Whisky Magazine Issue 101
This article is 2 years old and some information provided may be time sensitive. Please check all details of events, tours, opening times and other information before travelling or making arrangements.
Copyright Whisky Magazine © 1999-2014. All rights reserved. To use or reproduce part or all of this article please contact us for details of how you can do so legally.
A new category is finding favour with bartenders, Naren Young looks at why
White whiskey. It just sounds a little weird, avant garde perhaps. It certainly doesn't have the cache or appeal of our favourite single malts or small batch Bourbons. The idea of a whiskey being white shouldn't really be surprising to anyone that understands that every spirit comes out of the still as clear as water. Sure, it's not yet actually ‘whisky' as we know it, but tell that to a growing number of distillers – whether they be giants like Heaven Hill or small artisans from Wisconsin – who are propagating this new spirit category. Their most curious consumer? Bartenders.
And while it's not exactly new per se – indeed all whiskies were at one stage clear until the advent of barrel aging came along –tell that to the world's top mixologists who are always looking for new and shiny toys to play with. Enter white whiskies, which are flooding into the American market and offering a flavour profile that is not only unique but surprisingly versatile. If you're a sceptic (and trust me, there are many), one sip of the Gravesend Cocktail (see recipe below) from renowned New York bartender Richard Boccato, and even a devout aged whiskey drinker might not be converted but they will at least be satiated.
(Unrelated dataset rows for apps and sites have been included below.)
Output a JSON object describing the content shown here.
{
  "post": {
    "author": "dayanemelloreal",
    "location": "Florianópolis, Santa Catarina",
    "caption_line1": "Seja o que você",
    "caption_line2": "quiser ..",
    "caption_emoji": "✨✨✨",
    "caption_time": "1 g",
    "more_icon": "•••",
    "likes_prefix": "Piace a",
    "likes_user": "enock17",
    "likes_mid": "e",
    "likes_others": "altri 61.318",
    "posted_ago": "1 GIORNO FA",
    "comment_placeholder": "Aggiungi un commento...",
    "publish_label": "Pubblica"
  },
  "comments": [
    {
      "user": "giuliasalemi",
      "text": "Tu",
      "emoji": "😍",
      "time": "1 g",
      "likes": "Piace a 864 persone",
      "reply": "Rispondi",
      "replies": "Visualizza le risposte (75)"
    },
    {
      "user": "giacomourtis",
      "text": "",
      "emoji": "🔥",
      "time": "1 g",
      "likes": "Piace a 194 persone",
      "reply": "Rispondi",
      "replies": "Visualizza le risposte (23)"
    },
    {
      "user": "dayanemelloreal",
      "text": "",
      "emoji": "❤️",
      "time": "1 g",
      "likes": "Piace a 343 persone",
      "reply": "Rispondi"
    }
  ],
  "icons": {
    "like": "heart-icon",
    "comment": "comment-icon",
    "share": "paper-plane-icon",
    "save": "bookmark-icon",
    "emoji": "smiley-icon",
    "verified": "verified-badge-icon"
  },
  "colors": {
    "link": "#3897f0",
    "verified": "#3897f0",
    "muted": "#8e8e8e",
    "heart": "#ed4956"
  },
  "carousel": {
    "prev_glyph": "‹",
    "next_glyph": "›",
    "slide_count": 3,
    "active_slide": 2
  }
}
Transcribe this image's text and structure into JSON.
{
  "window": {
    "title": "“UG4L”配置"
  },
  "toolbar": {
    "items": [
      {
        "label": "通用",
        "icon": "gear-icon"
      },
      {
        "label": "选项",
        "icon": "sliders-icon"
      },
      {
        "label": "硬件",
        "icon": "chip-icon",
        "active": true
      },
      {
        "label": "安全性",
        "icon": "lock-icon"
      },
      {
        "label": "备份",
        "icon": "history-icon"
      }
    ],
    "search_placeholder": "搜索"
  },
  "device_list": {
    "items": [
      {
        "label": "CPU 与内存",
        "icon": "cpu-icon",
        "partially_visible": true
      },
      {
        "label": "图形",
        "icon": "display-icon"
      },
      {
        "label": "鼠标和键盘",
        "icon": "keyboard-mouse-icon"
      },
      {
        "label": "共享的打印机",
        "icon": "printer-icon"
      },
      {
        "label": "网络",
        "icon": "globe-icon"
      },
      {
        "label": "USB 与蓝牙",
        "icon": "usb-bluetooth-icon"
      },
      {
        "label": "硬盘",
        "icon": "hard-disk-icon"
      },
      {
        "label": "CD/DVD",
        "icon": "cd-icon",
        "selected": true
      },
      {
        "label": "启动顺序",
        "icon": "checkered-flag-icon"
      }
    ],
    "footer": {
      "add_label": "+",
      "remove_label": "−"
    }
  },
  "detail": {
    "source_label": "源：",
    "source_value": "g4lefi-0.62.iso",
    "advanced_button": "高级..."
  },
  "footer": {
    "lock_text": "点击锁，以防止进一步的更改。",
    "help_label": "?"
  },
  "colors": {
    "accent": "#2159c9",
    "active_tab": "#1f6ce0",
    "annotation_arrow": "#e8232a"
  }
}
The most obvious drink that bartenders are manipulating using white whiskies is the classic Manhattan. Sacred? Not anymore, it seems. The usual combination of rye or Bourbon and sweet, red vermouth, tickled with a few drops of bitters is being eschewed for a clear vermo...